It was the first ball of the 10th over of the Australian innings in Wednesday’s second ODI. Ishant Sharma had just replaced Ashish Nehra and the first ball he bowled was a shocker for Shane Watson, reports Atreyo Mukhopadhyay.

cricket Updated: Oct 30, 2009 00:44 IST
Atreyo Mukhopadhyay

It was the first ball of the 10th over of the Australian innings in Wednesday’s second ODI. Ishant Sharma had just replaced Ashish Nehra and the first ball he bowled was a shocker for Shane Watson.

It kicked up from not-too-short a length and caught the batsman completely by surprise, resulting in an edge taken behind the stumps.

In a flash, memories of the gangling fast bowler not performing to potential in the last few months became something of a distant past.

This was the Ishant India knew who had belied age by producing unplayable deliveries from time to time during the trip to Australia in 2007-08 and against the same team at home last year.
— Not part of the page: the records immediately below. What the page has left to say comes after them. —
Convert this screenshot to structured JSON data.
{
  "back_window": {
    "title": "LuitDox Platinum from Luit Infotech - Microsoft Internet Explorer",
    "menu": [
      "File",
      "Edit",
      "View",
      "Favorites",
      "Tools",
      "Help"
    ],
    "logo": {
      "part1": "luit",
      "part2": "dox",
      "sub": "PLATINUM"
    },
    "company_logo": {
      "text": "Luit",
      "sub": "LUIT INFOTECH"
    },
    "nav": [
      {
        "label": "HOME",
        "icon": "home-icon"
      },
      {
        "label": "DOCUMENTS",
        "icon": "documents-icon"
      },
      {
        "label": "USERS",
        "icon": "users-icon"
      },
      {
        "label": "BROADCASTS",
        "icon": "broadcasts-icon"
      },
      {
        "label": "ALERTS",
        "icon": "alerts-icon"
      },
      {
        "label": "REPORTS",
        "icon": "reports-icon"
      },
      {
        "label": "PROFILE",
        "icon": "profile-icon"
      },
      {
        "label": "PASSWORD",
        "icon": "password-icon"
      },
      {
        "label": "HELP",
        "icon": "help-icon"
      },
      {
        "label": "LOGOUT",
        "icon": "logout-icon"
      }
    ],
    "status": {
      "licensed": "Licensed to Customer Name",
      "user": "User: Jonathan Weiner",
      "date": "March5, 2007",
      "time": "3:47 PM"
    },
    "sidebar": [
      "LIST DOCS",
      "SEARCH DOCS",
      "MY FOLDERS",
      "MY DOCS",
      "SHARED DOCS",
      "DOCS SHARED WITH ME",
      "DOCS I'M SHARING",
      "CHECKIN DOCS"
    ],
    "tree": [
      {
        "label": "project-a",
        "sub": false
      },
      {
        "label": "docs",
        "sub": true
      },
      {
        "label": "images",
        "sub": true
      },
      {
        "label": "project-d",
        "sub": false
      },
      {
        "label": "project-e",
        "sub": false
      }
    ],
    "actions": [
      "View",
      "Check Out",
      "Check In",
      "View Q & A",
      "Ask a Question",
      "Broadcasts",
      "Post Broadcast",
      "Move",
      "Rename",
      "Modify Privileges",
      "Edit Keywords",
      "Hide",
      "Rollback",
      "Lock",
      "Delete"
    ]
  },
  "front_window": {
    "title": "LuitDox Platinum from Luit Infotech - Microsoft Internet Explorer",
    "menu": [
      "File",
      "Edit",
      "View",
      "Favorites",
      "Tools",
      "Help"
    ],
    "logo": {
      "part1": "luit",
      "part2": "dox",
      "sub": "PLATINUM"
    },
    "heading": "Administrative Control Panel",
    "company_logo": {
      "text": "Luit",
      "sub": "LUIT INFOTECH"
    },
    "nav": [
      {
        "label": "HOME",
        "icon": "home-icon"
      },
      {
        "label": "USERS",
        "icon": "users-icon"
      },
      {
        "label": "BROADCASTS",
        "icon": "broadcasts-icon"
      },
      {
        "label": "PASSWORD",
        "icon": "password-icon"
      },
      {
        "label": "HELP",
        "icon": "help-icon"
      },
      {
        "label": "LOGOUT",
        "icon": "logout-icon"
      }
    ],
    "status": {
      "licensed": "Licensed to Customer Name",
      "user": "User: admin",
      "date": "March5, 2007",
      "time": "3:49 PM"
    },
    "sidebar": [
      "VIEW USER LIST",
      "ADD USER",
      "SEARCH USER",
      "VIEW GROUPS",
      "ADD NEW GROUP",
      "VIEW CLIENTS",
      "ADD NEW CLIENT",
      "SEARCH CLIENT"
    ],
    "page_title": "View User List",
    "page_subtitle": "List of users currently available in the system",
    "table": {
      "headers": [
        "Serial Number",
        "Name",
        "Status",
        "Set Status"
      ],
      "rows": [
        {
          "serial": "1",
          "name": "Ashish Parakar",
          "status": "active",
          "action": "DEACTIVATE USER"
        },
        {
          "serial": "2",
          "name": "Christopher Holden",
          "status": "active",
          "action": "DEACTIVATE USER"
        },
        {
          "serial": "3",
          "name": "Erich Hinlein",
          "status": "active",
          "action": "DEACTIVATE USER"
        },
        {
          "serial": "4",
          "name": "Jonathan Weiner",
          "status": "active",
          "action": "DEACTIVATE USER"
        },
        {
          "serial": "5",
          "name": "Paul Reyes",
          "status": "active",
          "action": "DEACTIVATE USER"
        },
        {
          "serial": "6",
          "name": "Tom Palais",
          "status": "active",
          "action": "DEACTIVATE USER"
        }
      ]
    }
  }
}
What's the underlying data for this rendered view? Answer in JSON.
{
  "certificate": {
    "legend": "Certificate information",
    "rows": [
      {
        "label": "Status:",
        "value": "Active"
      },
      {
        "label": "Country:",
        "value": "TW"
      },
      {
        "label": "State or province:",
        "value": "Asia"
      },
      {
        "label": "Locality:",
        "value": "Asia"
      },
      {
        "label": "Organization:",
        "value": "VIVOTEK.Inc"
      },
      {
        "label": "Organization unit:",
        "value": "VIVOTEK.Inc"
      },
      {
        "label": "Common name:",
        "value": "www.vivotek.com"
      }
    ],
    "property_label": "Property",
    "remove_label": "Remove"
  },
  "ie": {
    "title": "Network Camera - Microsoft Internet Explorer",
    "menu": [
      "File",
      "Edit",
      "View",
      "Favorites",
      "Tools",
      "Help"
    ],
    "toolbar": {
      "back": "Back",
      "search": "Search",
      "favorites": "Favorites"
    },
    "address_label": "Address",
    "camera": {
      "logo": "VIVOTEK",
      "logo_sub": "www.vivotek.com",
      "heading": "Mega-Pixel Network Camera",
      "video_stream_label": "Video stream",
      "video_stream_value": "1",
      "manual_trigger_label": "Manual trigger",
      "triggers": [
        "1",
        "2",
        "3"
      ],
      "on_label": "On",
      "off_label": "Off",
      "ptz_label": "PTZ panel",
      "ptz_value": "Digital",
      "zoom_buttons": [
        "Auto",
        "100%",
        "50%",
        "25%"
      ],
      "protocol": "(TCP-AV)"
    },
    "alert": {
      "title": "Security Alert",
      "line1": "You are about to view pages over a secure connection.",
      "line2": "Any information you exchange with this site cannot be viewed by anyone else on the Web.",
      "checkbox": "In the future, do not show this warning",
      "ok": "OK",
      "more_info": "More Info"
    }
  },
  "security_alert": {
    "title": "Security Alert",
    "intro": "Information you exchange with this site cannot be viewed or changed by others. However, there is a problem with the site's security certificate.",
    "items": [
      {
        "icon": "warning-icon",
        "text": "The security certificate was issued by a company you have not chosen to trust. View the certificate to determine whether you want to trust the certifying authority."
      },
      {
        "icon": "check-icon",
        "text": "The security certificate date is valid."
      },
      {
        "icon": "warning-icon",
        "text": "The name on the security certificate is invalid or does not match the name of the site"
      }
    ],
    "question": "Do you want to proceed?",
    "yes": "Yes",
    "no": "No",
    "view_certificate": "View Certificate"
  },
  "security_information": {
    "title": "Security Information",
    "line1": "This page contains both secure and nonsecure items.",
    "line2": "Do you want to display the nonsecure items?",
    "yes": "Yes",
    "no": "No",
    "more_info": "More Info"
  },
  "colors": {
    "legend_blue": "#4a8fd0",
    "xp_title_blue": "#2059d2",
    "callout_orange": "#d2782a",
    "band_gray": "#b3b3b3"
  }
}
Somehow, probably due to over-use, he had lost the verve and bite, which made him stand out in the pack of Indian quick bowlers.

The one that used to jump from good length and the one that jagged back viciously went missing, making him look ordinary, most notably in the Champions Trophy in South Africa.

On Wednesday, that in-dipper wasn’t quite as pronounced as it used to be but the bounce he extracted from a pitch, which offered a bit of just that was unmistakable.

Time and again, the Australians were pushed uncomfortably on to the back foot, being forced to block at a time when they needed big hits. The rise in pace was evident too, as a few deliveries went past the 140kmph mark.

“It’s a question of giving a bowler the time to deliver,” said Mahendra Singh Dhoni, admitting that he was delighted to see his speedster back in shape. “Your confidence suffers when you get hit in a few matches. That’s when everyone has to be patient and give the bowler the time to come good. That’s been the case with Ishant.”

The skipper was quick to notice the improvement made by the bowler in the ongoing series, where Ishant has taken five wickets in two games with an economy rate of 4.88.

“He’s bowling really well and got back his rhythm.

When he’s bowling well, his speed automatically goes up and he starts pitching in the right areas. That’s what is happening now…He’s not bowling too short and hitting the areas where he is strong.”

A fully fit Ishant running in at full steam and getting his length right means awkward moments for the batsmen.

It’s difficult to figure out which one is going to jump, which one will straighten and which one will jag back.

Of all international teams, Australia have the best knowledge of this.

It’s early in the series still, but even they might be a bit iffy when Ishnat marks his run-up next time.